If the Rangers' success thus far this season isn't amazing enough, consider these potential roadblocks. The team began the season with seven straight road games as Madison Square Garden underwent Phase 1 of its renovation. The first two games (lost in overtime and shootout) were played in Sweden. The Rangers were also one of the teams, along with the Philadelphia Flyers, involved in HBO's all-access 24/7 series, meaning the cameras were around them -- at practice, in the locker room post-practice and after games -- for most of December. They then played the Winter Classic in Philadelphia and defeated the Flyers.

As the Pittsburgh Penguins peaked with incredible win streaks at the end of January and end of February through early March, the Rangers' grip on the top spot in the East became tenuous. They stuck with the game plan, though, and even as the season winded down and it was unclear if they'd get the No. 1 or No. 4 seed (division leaders occupy the top three spots), they didn't waver. Throughout the season, they never allowed one loss to snowball into the next, one win to get them too high. It has been a laudable trait for this group -- take one game at a time and allow the the big-picture focus to grow as the season progresses.

So when they ended the year with three losses in four games, there wasn't panic. There wasn't panic when the Rangers were forced to win Games 6 and 7 against the Ottawa Senators -- the first of which was played in hostile Ottawa -- or else go home prematurely and be upset by the eighth-seeded team. There wasn't any trepidation or worry when the seventh-seeded Capitals were going toe-to-toe, mimicking the Rangers' style. No worry in this group when they could never seem to parlay the momentum of a three-overtime win into another victory or the late heroics of tying Game 5 up with 6.6 seconds left, then winning it in OT into the series clincher in Game 6. There wasn't any nervousness that the Rangers played their worst game of the series in Game 6, with the chance to advance to the East final on the line.

All they did was "worry about their own business" -- a line Tortorella has patented at this point -- and get the job done in Game 7. Take one game at a time and not be demoralized by a loss or overly giddy about a big victory.
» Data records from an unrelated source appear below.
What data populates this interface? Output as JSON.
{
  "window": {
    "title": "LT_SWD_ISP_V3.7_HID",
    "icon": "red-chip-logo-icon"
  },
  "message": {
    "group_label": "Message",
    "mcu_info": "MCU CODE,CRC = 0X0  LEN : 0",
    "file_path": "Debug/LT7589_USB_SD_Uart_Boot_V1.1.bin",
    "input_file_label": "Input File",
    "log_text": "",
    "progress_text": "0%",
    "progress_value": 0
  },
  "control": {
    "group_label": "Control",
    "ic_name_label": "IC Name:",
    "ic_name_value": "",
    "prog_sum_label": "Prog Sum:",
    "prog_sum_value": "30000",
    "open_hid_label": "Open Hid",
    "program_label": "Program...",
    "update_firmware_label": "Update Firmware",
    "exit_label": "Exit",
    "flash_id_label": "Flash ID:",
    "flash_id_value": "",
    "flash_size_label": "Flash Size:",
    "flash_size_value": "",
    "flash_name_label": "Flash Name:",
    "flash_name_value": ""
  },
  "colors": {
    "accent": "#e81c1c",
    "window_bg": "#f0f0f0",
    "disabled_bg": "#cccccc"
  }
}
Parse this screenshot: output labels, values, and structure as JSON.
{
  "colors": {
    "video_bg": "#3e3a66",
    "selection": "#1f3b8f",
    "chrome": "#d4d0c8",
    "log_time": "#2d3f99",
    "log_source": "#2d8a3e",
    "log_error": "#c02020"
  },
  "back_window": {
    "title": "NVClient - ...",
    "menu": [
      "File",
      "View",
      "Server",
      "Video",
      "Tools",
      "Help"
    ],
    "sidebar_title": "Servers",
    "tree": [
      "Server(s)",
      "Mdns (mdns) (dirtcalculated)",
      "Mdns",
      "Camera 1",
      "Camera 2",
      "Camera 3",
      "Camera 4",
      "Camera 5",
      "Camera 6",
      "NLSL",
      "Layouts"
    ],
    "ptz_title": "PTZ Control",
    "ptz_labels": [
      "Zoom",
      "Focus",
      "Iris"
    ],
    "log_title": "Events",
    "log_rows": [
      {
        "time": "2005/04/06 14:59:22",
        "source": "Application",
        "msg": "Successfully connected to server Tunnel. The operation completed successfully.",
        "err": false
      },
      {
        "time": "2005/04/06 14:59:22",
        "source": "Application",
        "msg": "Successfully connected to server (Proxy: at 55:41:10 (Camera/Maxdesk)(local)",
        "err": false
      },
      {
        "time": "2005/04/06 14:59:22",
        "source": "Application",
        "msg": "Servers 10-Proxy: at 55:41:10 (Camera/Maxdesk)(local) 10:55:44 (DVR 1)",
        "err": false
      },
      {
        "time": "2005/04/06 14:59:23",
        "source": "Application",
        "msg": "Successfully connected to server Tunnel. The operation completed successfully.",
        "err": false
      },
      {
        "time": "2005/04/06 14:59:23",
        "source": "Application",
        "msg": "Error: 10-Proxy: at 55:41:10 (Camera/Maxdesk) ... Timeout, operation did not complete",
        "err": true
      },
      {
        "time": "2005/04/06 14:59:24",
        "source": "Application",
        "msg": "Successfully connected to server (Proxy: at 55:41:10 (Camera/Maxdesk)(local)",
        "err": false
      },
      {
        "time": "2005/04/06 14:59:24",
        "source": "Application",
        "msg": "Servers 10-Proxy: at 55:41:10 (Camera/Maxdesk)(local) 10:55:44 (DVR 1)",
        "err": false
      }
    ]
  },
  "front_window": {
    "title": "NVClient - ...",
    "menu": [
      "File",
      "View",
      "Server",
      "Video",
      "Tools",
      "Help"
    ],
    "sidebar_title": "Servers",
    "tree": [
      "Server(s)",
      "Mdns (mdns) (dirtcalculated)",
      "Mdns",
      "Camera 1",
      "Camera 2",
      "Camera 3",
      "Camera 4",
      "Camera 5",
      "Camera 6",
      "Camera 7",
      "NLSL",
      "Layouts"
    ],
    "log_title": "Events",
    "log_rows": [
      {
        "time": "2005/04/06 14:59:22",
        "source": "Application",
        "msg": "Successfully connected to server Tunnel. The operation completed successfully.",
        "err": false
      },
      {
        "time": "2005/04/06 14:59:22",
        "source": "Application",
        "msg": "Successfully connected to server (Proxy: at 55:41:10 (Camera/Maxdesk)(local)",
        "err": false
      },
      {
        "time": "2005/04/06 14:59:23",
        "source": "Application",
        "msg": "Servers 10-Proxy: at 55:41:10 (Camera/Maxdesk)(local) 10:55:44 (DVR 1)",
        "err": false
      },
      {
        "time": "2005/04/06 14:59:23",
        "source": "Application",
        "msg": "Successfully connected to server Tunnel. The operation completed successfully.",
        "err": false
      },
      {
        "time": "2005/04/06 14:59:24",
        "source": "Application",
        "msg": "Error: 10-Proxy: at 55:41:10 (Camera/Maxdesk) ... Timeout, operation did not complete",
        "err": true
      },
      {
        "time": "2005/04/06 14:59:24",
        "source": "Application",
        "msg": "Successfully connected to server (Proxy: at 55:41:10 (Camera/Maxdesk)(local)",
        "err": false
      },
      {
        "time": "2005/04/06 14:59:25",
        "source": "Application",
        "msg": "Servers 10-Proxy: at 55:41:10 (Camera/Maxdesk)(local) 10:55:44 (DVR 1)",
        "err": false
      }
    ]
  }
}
It's a mantra this team has lived by for 96 games now. And it will continue as the East final begins against the Devils on Monday.